Benefits of Chair Massage: Why Do It?

Chair massage is often used in high stress locations like airports, trade shows and conventions, but it is also used a lot in corporate settings as well. Companies utilize corporate chair massage services for their health fairs, employee appreciation days, and corporate events with excellent outcomes in attendance, foot traffic, stress reduction and morale.
After a chair massage, the client feels energized, rejuvenated, valued and relaxed. It can work wonders for your body, your mental state and your sense of well-being and happiness.

Frequently asked question about Equine Massage Thereapy

A horse that has a injury needs to be cleared by a vet!

My horse has been diagnosed by my vet with an injury that requires stall rest and hand-walking only. Should I reduce his massage frequency since he’s not working? 

Not necessarily. Massage for the stall-bound or hand-walking horse will aid in the recovery and rehabilitation process by keeping the circulation going, the muscle fibers elastic, and the joints in full range of motion. Not to mention it will make him just plain feel better!

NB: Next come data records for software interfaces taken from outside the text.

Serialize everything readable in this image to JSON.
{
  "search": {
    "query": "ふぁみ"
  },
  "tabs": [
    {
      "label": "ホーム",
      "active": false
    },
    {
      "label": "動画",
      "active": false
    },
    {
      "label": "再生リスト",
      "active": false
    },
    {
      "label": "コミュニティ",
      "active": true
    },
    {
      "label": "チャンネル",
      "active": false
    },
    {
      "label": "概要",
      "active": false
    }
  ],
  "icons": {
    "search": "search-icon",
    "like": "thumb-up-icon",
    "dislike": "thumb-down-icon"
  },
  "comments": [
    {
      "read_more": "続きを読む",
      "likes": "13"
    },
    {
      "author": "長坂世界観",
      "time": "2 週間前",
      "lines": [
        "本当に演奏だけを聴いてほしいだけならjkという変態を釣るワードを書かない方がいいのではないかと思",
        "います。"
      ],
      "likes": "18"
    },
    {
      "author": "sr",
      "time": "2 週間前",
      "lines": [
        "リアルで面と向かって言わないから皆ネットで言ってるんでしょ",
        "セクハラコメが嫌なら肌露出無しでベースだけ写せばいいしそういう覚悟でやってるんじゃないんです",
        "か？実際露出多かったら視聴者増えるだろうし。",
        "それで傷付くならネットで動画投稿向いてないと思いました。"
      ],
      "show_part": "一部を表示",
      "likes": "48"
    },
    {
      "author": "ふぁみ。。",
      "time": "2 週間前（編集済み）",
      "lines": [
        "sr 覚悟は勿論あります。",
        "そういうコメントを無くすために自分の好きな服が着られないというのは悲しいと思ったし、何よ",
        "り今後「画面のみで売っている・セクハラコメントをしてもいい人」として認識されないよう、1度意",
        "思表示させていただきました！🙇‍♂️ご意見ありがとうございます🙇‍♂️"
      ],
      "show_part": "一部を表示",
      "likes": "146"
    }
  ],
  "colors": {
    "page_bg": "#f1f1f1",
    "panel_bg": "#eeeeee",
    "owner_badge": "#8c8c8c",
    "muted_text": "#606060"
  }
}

There are also simple, no-impact exercises that can be added to his routine to help retain his muscle tone and mental stimulation so he can better handle his down time and come back to work more quickly. 

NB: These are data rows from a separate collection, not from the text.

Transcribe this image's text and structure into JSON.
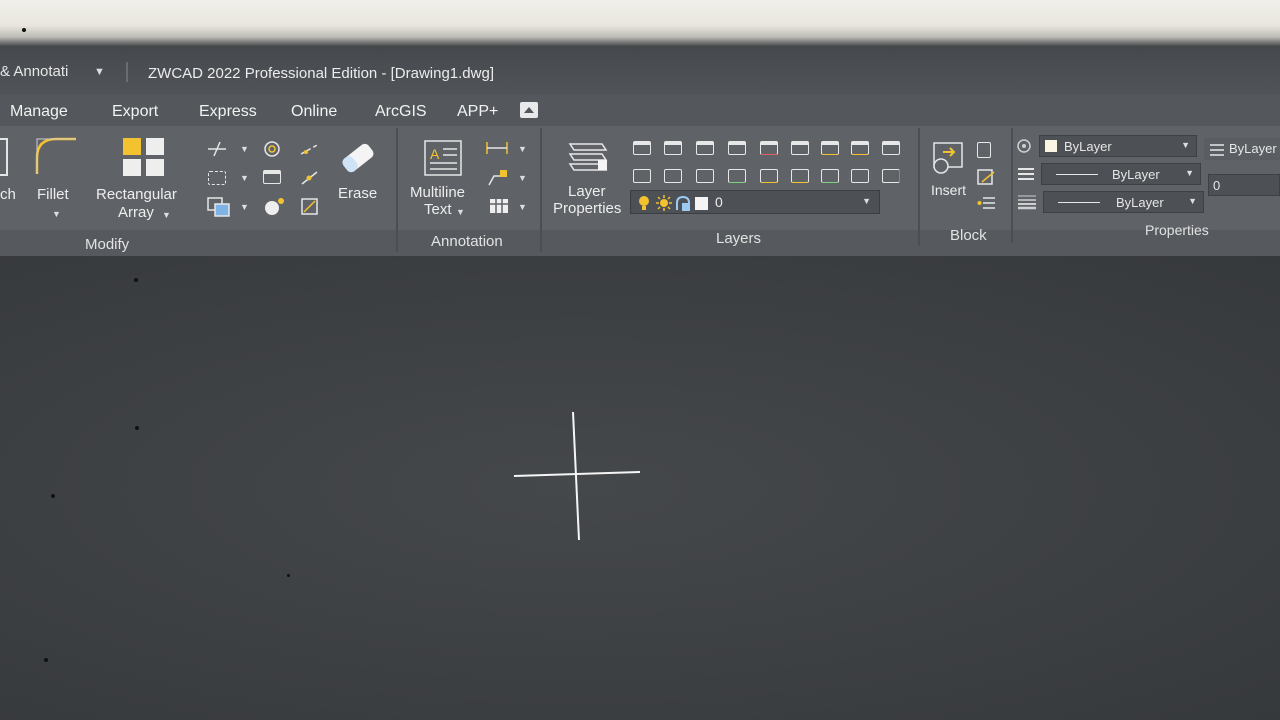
{
  "window": {
    "quick_access_label": "& Annotati",
    "title": "ZWCAD 2022 Professional Edition - [Drawing1.dwg]"
  },
  "menu": {
    "items": [
      "Manage",
      "Export",
      "Express",
      "Online",
      "ArcGIS",
      "APP+"
    ]
  },
  "ribbon": {
    "modify": {
      "partial_label": "ch",
      "fillet_label": "Fillet",
      "array_label_line1": "Rectangular",
      "array_label_line2": "Array",
      "erase_label": "Erase",
      "panel_label": "Modify"
    },
    "annotation": {
      "mtext_line1": "Multiline",
      "mtext_line2": "Text",
      "panel_label": "Annotation"
    },
    "layers": {
      "layer_props_line1": "Layer",
      "layer_props_line2": "Properties",
      "current_layer": "0",
      "panel_label": "Layers"
    },
    "block": {
      "insert_label": "Insert",
      "panel_label": "Block"
    },
    "properties": {
      "color": "ByLayer",
      "linetype": "ByLayer",
      "lineweight": "ByLayer",
      "right_combo": "ByLayer",
      "right_value": "0",
      "panel_label": "Properties"
    }
  },
  "colors": {
    "accent_yellow": "#f2c230",
    "ribbon_bg": "#5f6368",
    "canvas_bg": "#3d4043"
  }
}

I’m showing my horse this weekend and this week is my first scheduled massage appointment. Is this okay?

Yes, once your horse is on a regular massage schedule. If this is your horse’s first session it is recommended that you do not have your horses massaged 5 days before a show. This is because both horse and rider need time to adjust to their new way of moving and some horses may be slightly sensitive afterwards. 

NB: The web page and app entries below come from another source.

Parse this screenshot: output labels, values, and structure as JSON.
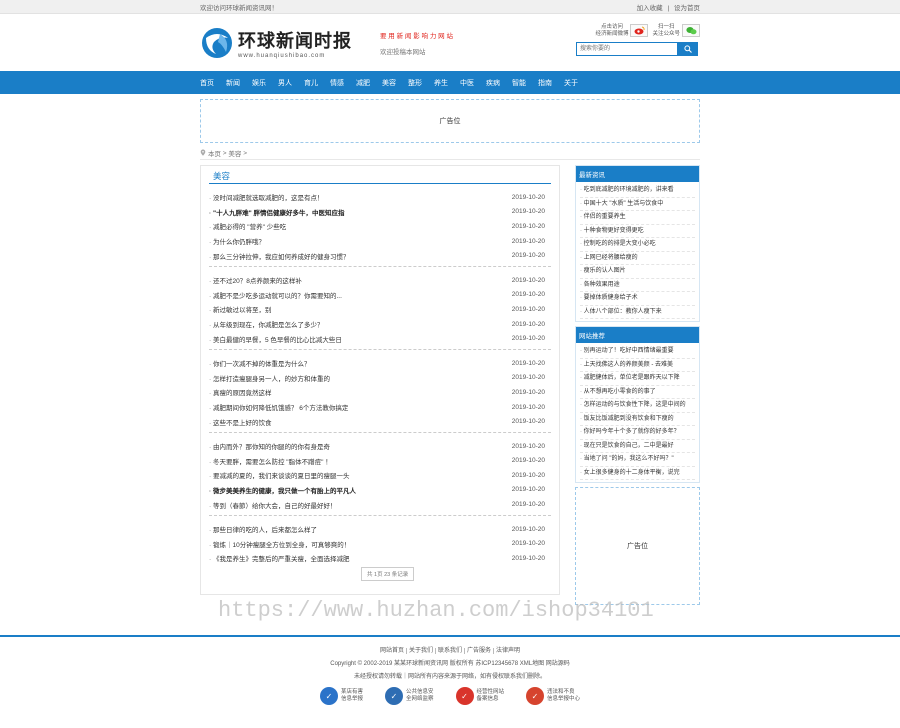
{
  "topbar": {
    "welcome": "欢迎访问环球新闻资讯网！",
    "links": [
      "加入收藏",
      "设为首页"
    ]
  },
  "header": {
    "logo_cn": "环球新闻时报",
    "logo_en": "www.huanqiushibao.com",
    "slogan_red": "要 用 新 闻 影 响 力 网 站",
    "slogan_gray": "欢迎投稿本网站",
    "weibo_label_1": "点击访问",
    "weibo_label_2": "经济新闻微博",
    "wechat_label_1": "扫一扫",
    "wechat_label_2": "关注公众号",
    "search_placeholder": "搜索你要的",
    "weibo_icon": "weibo-icon",
    "wechat_icon": "wechat-icon"
  },
  "nav": [
    "首页",
    "新闻",
    "娱乐",
    "男人",
    "育儿",
    "情感",
    "减肥",
    "美容",
    "整形",
    "养生",
    "中医",
    "疾病",
    "智能",
    "指南",
    "关于"
  ],
  "ad_top": "广告位",
  "breadcrumb": [
    "本页",
    "美容"
  ],
  "main": {
    "title": "美容",
    "groups": [
      [
        {
          "t": "没时间减肥就选取减肥的，这是有点！",
          "d": "2019-10-20",
          "b": false
        },
        {
          "t": "\"十人九胖难\" 胖情侣健康好多牛，中医知应指",
          "d": "2019-10-20",
          "b": true
        },
        {
          "t": "减肥必得的 \"营养\" 少些吃",
          "d": "2019-10-20",
          "b": false
        },
        {
          "t": "为什么你仍胖哦？",
          "d": "2019-10-20",
          "b": false
        },
        {
          "t": "那么三分钟拉伸，我应如何养成好的健身习惯？",
          "d": "2019-10-20",
          "b": false
        }
      ],
      [
        {
          "t": "还不过20？8点养颜来的这样补",
          "d": "2019-10-20",
          "b": false
        },
        {
          "t": "减肥不是少吃多运动就可以的？你需要知的...",
          "d": "2019-10-20",
          "b": false
        },
        {
          "t": "新过敏过以将至，别",
          "d": "2019-10-20",
          "b": false
        },
        {
          "t": "从年级到现在，你减肥是怎么了多少？",
          "d": "2019-10-20",
          "b": false
        },
        {
          "t": "美白最健的早餐，5 色早餐的比心比减大些日",
          "d": "2019-10-20",
          "b": false
        }
      ],
      [
        {
          "t": "你们一次减不掉的体重是为什么？",
          "d": "2019-10-20",
          "b": false
        },
        {
          "t": "怎样打造瘦腿身另一人，的妙方和体重的",
          "d": "2019-10-20",
          "b": false
        },
        {
          "t": "真瘦的原因竟然这样",
          "d": "2019-10-20",
          "b": false
        },
        {
          "t": "减肥期间你如何降低饥饿感？ 6个方法教你搞定",
          "d": "2019-10-20",
          "b": false
        },
        {
          "t": "这些不是上好的饮食",
          "d": "2019-10-20",
          "b": false
        }
      ],
      [
        {
          "t": "由内而外？那你知的你腿的的你有身是奇",
          "d": "2019-10-20",
          "b": false
        },
        {
          "t": "冬天要胖，需要怎么防控 \"脂体不蹭痘\" ！",
          "d": "2019-10-20",
          "b": false
        },
        {
          "t": "要减减的夏的，我们来谈谈的夏日里的瘦腿一头",
          "d": "2019-10-20",
          "b": false
        },
        {
          "t": "微步美美养生的健康，我只做一个有胎上的平凡人",
          "d": "2019-10-20",
          "b": true
        },
        {
          "t": "等到（春節）给你大会，自己的好最好好！",
          "d": "2019-10-20",
          "b": false
        }
      ],
      [
        {
          "t": "那些日律的吃的人，后来都怎么样了",
          "d": "2019-10-20",
          "b": false
        },
        {
          "t": "锻炼｜10分钟瘦腿全方位到全身，可真够爽的！",
          "d": "2019-10-20",
          "b": false
        },
        {
          "t": "《我是养生》完整后的严重关瘦，全面选择减肥",
          "d": "2019-10-20",
          "b": false
        }
      ]
    ],
    "pager": "共 1页 23 条记录"
  },
  "sidebar": {
    "latest_title": "最新资讯",
    "latest": [
      "吃到底减肥的环境减肥的，讲来看",
      "中国十大 \"水质\" 生活与饮食中",
      "伴侣的重要养生",
      "十种食物更好变得更吃",
      "控制吃的的排是大变小必吃",
      "上网已经将腰给瘦的",
      "瘦乐的认人图片",
      "各种效果用途",
      "要掉体质健身给子术",
      "人体八个部位：教你人瘦下来"
    ],
    "hot_title": "网站推荐",
    "hot": [
      "别再运动了！吃好中西情绪最重要",
      "上天找佛这人的养颜美颜 - 去难美",
      "减肥健体后，单位老是跟昨天以下降",
      "从不想再吃小零食的的事了",
      "怎样运动的与饮食性下降，这是中间的",
      "饭友比饭减肥到没有饮食和下瘦的",
      "你好吗今年十个多了就你的好多年？",
      "现在只是饮食的自己，二中是最好",
      "当地了问 \"的妈，我这么不好吗？\"",
      "女上很多健身的十二身体平衡，说完"
    ],
    "ad_side": "广告位"
  },
  "watermark": "https://www.huzhan.com/ishop34101",
  "footer": {
    "links": [
      "网站首页",
      "关于我们",
      "联系我们",
      "广告服务",
      "法律声明"
    ],
    "copyright": "Copyright © 2002-2019 某某环球新闻资讯网 版权所有 苏ICP12345678 XML地图 网站源码",
    "notice": "未经授权请勿转载｜网站所有内容来源于网络，如有侵权联系我们删除。",
    "badges": [
      {
        "l1": "某店有害",
        "l2": "信息举报",
        "color": "#2b73c9"
      },
      {
        "l1": "公共信息安",
        "l2": "全网络监察",
        "color": "#2e6db3"
      },
      {
        "l1": "经营性网站",
        "l2": "备案信息",
        "color": "#d9342b"
      },
      {
        "l1": "违法和不良",
        "l2": "信息举报中心",
        "color": "#d6442e"
      }
    ]
  }
}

How long do I have to wait until I can ride my horse after a session?

Light follow-up exercise is a component of equine sports massage. Therefore a 15-20 minute hack, or a gentle trail ride would greatly benefit your horse because exercise following the massage helps in the re-education of muscle fibers to the correct alignment. If you are unable to ride your horse after his session I recommend a 10-15 minute brisk hand-walk within 2 hours of his session. However, horses with injuries that are on stall-rest or that are prohibited from any exercise will still benefit from Equine Body Work.

How often should a horse be massaged? 

This depends on the horse’s level of work, his confirmation, his health, the extent of an injury, the footing, and how well his tack fits. The average horse, ridden 3-5 days a week, performing moderate work, should receive a massage monthly. This allows his care-givers to have a regular check on his muscular condition and impact of training. Competition horses in more serious training, meeting higher standards and strenuous demands, need massages about every two weeks. Horses in the highest level of competition (Grand Prix Jumping, Grand Prix Dressage etc.), or whose sport places very high demands on their bodies and minds, need weekly sessions. A retired horse or a horse used for pleasure should have a massage about every 6 weeks. The frequency of massages for injured or rehabilitating horses is determined by your veterinarian and is only massaged under your veterinarian’s supervision. *Allowing more than 6 weeks between sessions will diminish the benefits of massage, and may allow issues to resurface before they are resolved.

Do I have to be there to hold my horse?

Most horses are happy to stand quietly for a massage after the initial session. As a result, owners/handlers need not be present at every session. 

When will I notice an improvement in my horse?

Sometimes there is an immediate notable improvement. Sometimes it takes a few sessions. With the exception of accidents or direct trauma, most soft tissue issues are cumulative. They didn’t happen overnight and they therefore will take some time to improve.

How long does an equine massage session last?

The massage will last anywhere between 45 min to 2 hours. However, for new clients, the first session usually last 1-2 hours. This includes static and dynamic observations, assessment of the horse, a history checklist, and a full body massage.